RULES FOR PERFECT MURDER
Characters & their development: 4
Personal enjoyment: 3
What did I like
-The unreliable narrator
-The literary vibes
-The fast pacing
What didn’t I like
A chilling tale of psychological suspense and an homage to the thriller genre tailor-made for fans: the story of a bookseller who finds himself at the center of an FBI investigation because a very clever killer has started using his list of fiction’s most ingenious murders.
Years ago, bookseller and mystery aficionado Malcolm Kershaw compiled a list of the genre’s most unsolvable murders, those that are almost impossible to crack—which he titled “Eight Perfect Murders”—chosen from among the best of the best including Agatha Christie’s A. B. C. Murders, Patricia Highsmith’s Strangers on a Train, Ira Levin’s Death Trap, A. A. Milne’s Red House Mystery, Anthony Berkeley Cox’s Malice Aforethought, James M. Cain’s Double Indemnity, John D. Macdonald’s The Drowner, and Donna Tartt’s A Secret History.
But no one is more surprised than Mal, now the owner of the Old Devils Bookshop in Boston, when an FBI agent comes knocking on his door one snowy day in February. She’s looking for information about a series of unsolved murders that look eerily similar to the killings on Mal’s old list. And the FBI agent isn’t the only one interested in this bookseller who spends almost every night at home reading. The killer is out there, watching his every move—a diabolical threat who knows way too much about Mal’s personal history, especially the secrets he’s never told anyone, even his recently deceased wife.

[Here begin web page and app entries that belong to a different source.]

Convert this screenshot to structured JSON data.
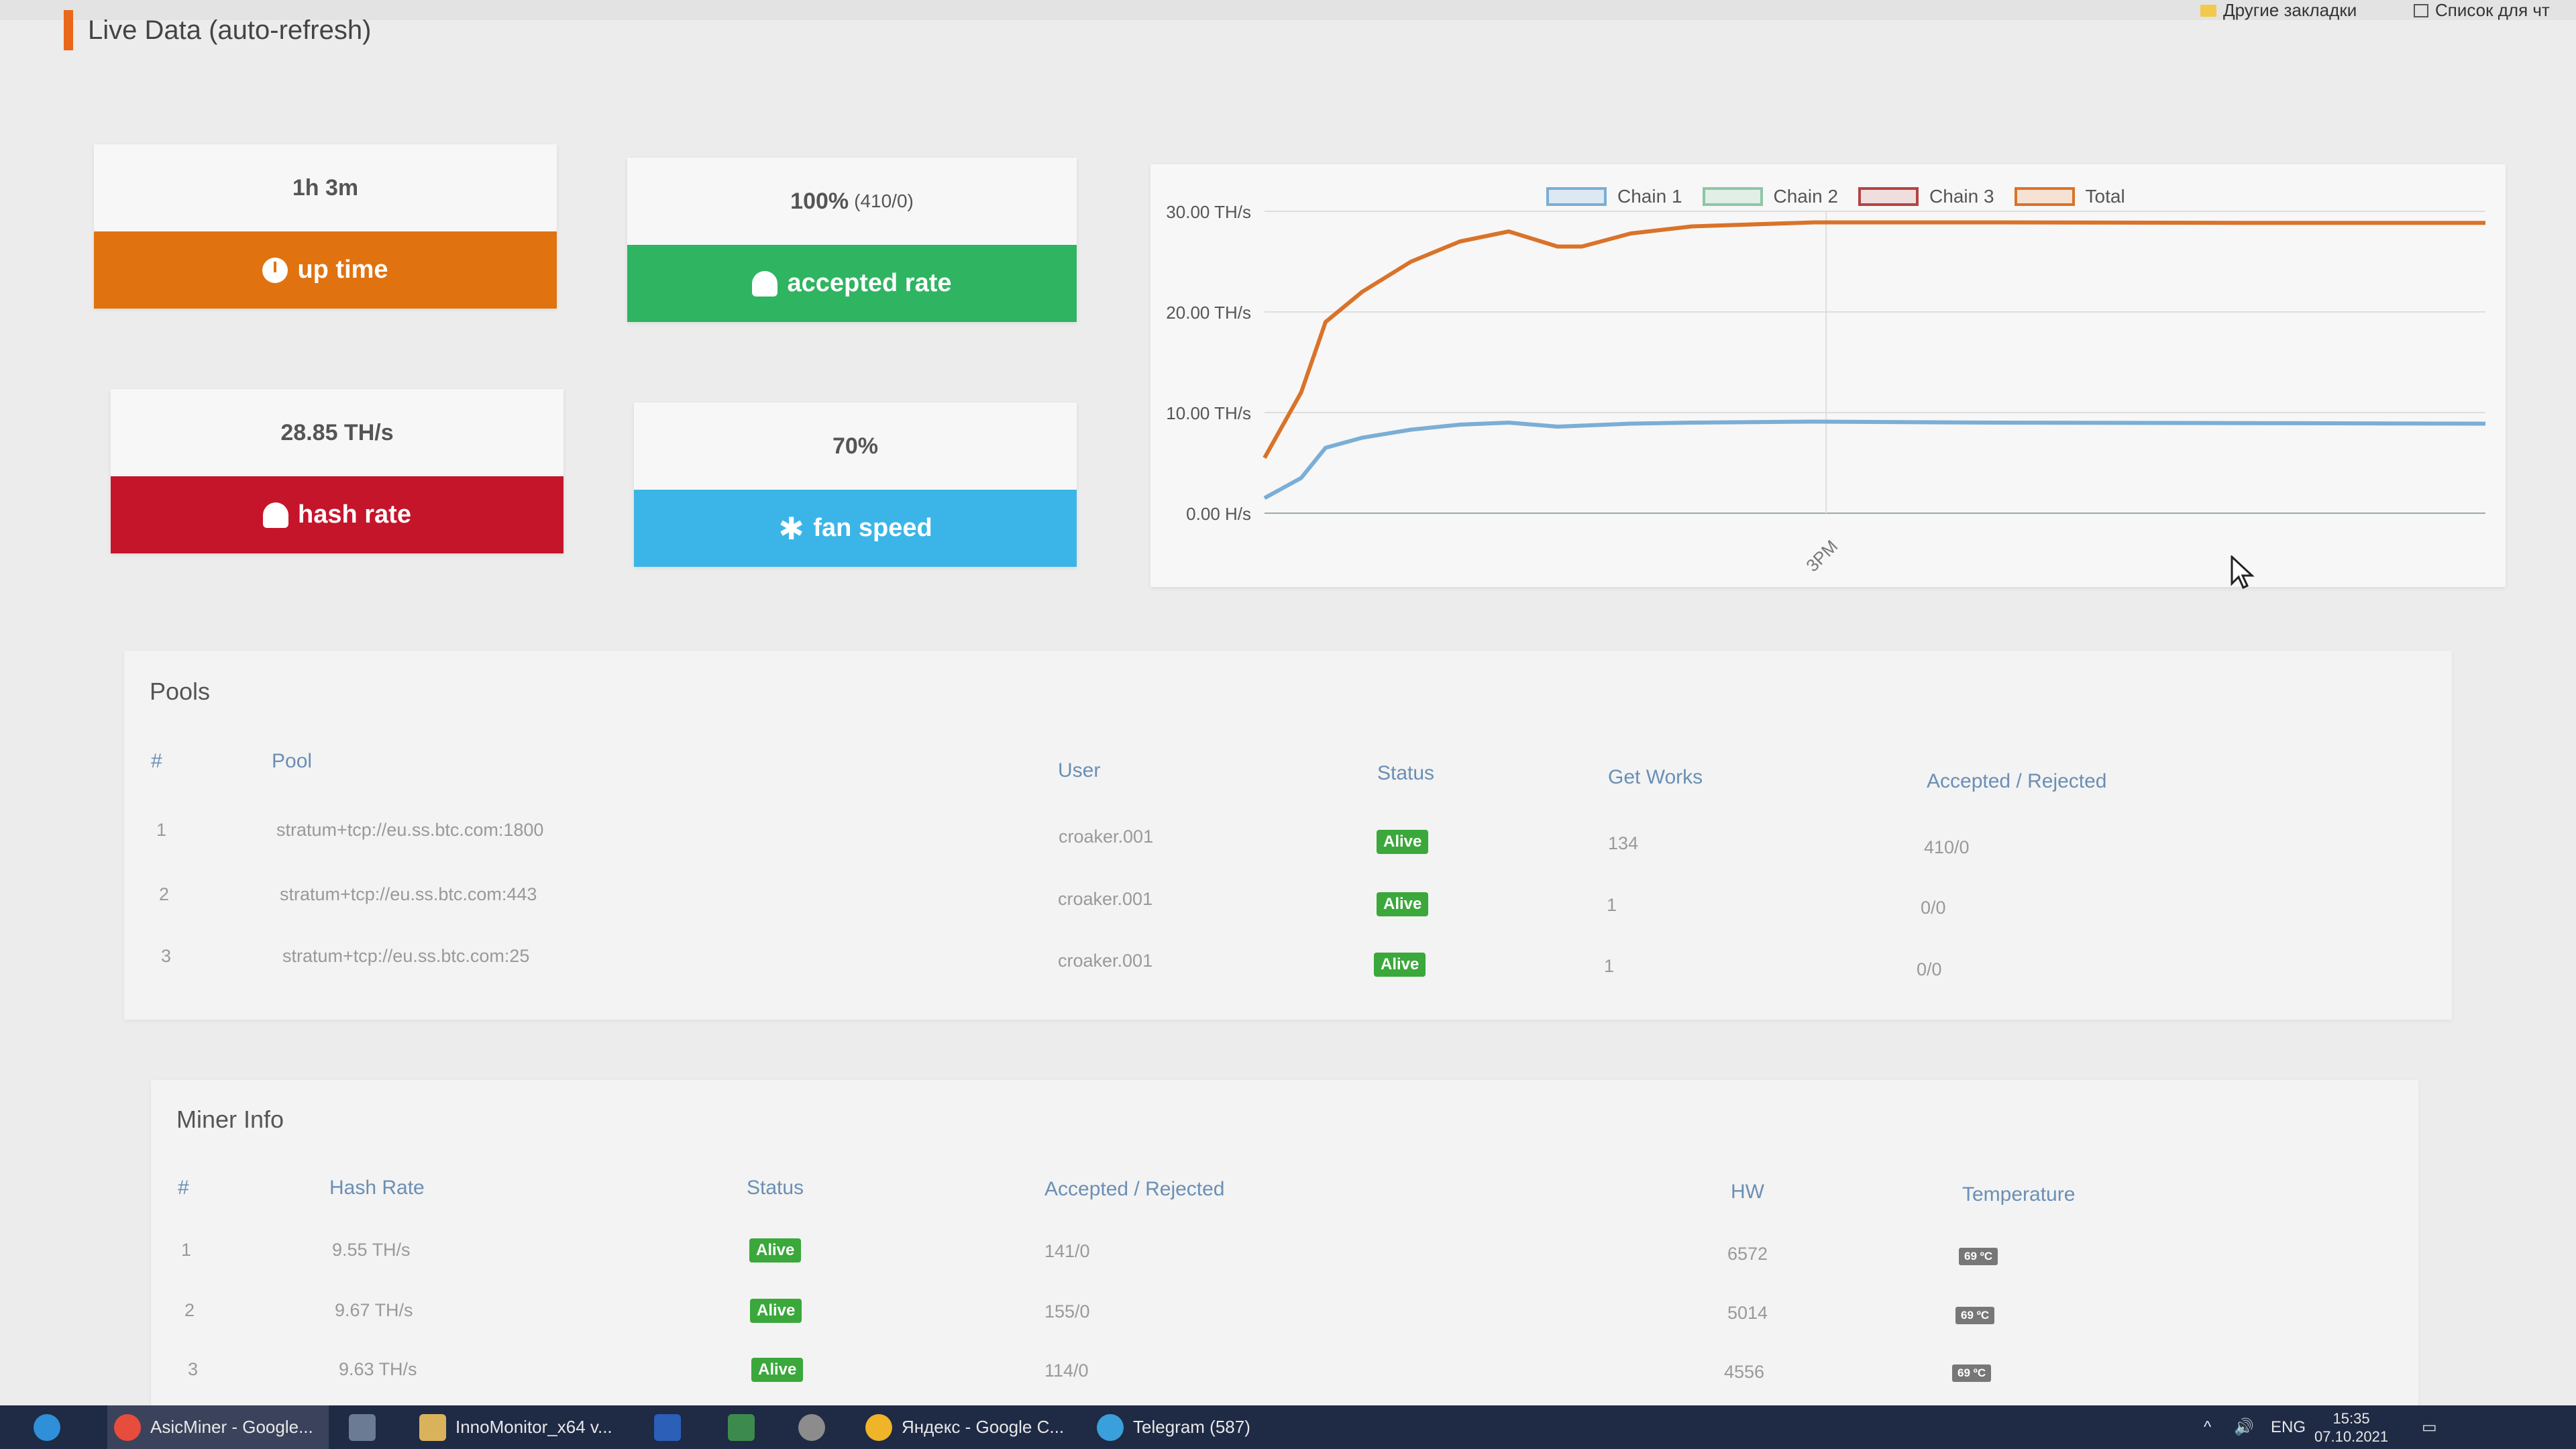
{
  "browser": {
    "bookmark_folder_1": "Другие закладки",
    "bookmark_folder_2": "Список для чт"
  },
  "page": {
    "title": "Live Data (auto-refresh)"
  },
  "stats": {
    "uptime": {
      "value": "1h 3m",
      "label": "up time",
      "icon": "clock-icon"
    },
    "accepted": {
      "value": "100%",
      "value_sub": "(410/0)",
      "label": "accepted rate",
      "icon": "gauge-icon"
    },
    "hashrate": {
      "value": "28.85 TH/s",
      "label": "hash rate",
      "icon": "gauge-icon"
    },
    "fan": {
      "value": "70%",
      "label": "fan speed",
      "icon": "fan-icon"
    }
  },
  "colors": {
    "uptime": "#e07210",
    "accepted": "#2fb461",
    "hashrate": "#c5152b",
    "fan": "#3bb5e8",
    "chain1": "#7aaed6",
    "chain2": "#8fc5a6",
    "chain3": "#b44444",
    "total": "#d9732a"
  },
  "chart_data": {
    "type": "line",
    "y_tick_labels": [
      "30.00 TH/s",
      "20.00 TH/s",
      "10.00 TH/s",
      "0.00 H/s"
    ],
    "ylim": [
      0,
      30
    ],
    "x_tick_labels": [
      "3PM"
    ],
    "legend": {
      "position": "top",
      "entries": [
        "Chain 1",
        "Chain 2",
        "Chain 3",
        "Total"
      ]
    },
    "x": [
      0,
      0.03,
      0.05,
      0.08,
      0.12,
      0.16,
      0.2,
      0.24,
      0.26,
      0.3,
      0.35,
      0.45,
      0.6,
      0.8,
      1.0
    ],
    "series": [
      {
        "name": "Total",
        "values": [
          5.5,
          12,
          19,
          22,
          25,
          27,
          28,
          26.5,
          26.5,
          27.8,
          28.5,
          28.9,
          28.9,
          28.85,
          28.85
        ]
      },
      {
        "name": "Chain 1",
        "values": [
          1.5,
          3.5,
          6.5,
          7.5,
          8.3,
          8.8,
          9,
          8.6,
          8.7,
          8.9,
          9,
          9.1,
          9,
          8.95,
          8.9
        ]
      }
    ]
  },
  "pools": {
    "title": "Pools",
    "columns": [
      "#",
      "Pool",
      "User",
      "Status",
      "Get Works",
      "Accepted / Rejected"
    ],
    "rows": [
      {
        "n": "1",
        "pool": "stratum+tcp://eu.ss.btc.com:1800",
        "user": "croaker.001",
        "status": "Alive",
        "works": "134",
        "ar": "410/0"
      },
      {
        "n": "2",
        "pool": "stratum+tcp://eu.ss.btc.com:443",
        "user": "croaker.001",
        "status": "Alive",
        "works": "1",
        "ar": "0/0"
      },
      {
        "n": "3",
        "pool": "stratum+tcp://eu.ss.btc.com:25",
        "user": "croaker.001",
        "status": "Alive",
        "works": "1",
        "ar": "0/0"
      }
    ]
  },
  "miner": {
    "title": "Miner Info",
    "columns": [
      "#",
      "Hash Rate",
      "Status",
      "Accepted / Rejected",
      "HW",
      "Temperature"
    ],
    "rows": [
      {
        "n": "1",
        "rate": "9.55 TH/s",
        "status": "Alive",
        "ar": "141/0",
        "hw": "6572",
        "temp": "69 ºC"
      },
      {
        "n": "2",
        "rate": "9.67 TH/s",
        "status": "Alive",
        "ar": "155/0",
        "hw": "5014",
        "temp": "69 ºC"
      },
      {
        "n": "3",
        "rate": "9.63 TH/s",
        "status": "Alive",
        "ar": "114/0",
        "hw": "4556",
        "temp": "69 ºC"
      }
    ]
  },
  "taskbar": {
    "items": [
      "AsicMiner - Google...",
      "InnoMonitor_x64 v...",
      "Яндекс - Google C...",
      "Telegram (587)"
    ],
    "telegram_badge": "587",
    "lang": "ENG",
    "time": "15:35",
    "date": "07.10.2021"
  }
}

To protect himself, Mal begins looking into possible suspects—and sees a killer in everyone around him. But Mal doesn’t count on the investigation leaving a trail of death in its wake. Suddenly, a series of shocking twists leaves more victims dead—and the noose around Mal’s neck grows so tight he might never escape.
Rules for Perfect Murder is a book about, well, murder of course. we follow our narrator who runs a little bookshop. He’s happy with his day to day life living in his own little bubble. Until the FBI knock on his door, asking him about a blog post he wrote years ago about the 8 perfect literary murders because someone is murdering people according to that list.
First off, I loved the literary vibes that this had. A lot of this novel was spent in his cozy little bookshop, or with him reading the related books. It felt like a beautiful literary experience as we travel through the stories he’s reading and working at the shop, we were transported to every location with him, and it was truly interesting to see the stories through his eyes.
But let’s talk about our narrator, who was super unreliable and jittery. Early on, we see him mention that he’s not telling the whole truth. I enjoyed the idea that he was writing this book as a ‘memoir’ of sorts to expel all his sins as it made for an intriguing idea. Quickly, we find out why he’s not telling the truth, and we find out WHAT the truth is which is a little bit insane to say the least. Hearing about that event really solidifies the idea that he is untrustworthy, and should always be a suspect. It meant that when you were reading this, you were constantly second-guessing everything.
The pacing was perfect too. I ended up reading 200 pages of this book in a single day! I couldn’t put it down for even a minute. The night before I read the first 60ish pages but had to stop because I was falling asleep! I found overall that it was a fast-paced ride that meant that I had to keep going because I just needed to know what happened
However, the ending really ruined it for me because the reveal was disappointing. The character who was revealed to be the killer was not a disappointing choice per se, but the way it was executed left so much more to be desired. I wanted a big bang for the end, something dramatic and not just, what we were given.
Overall, even with the disappointing ending, I still really enjoyed my time with this book and I will be keeping an eye out for his future books since he managed to weave a phenomenal story this time.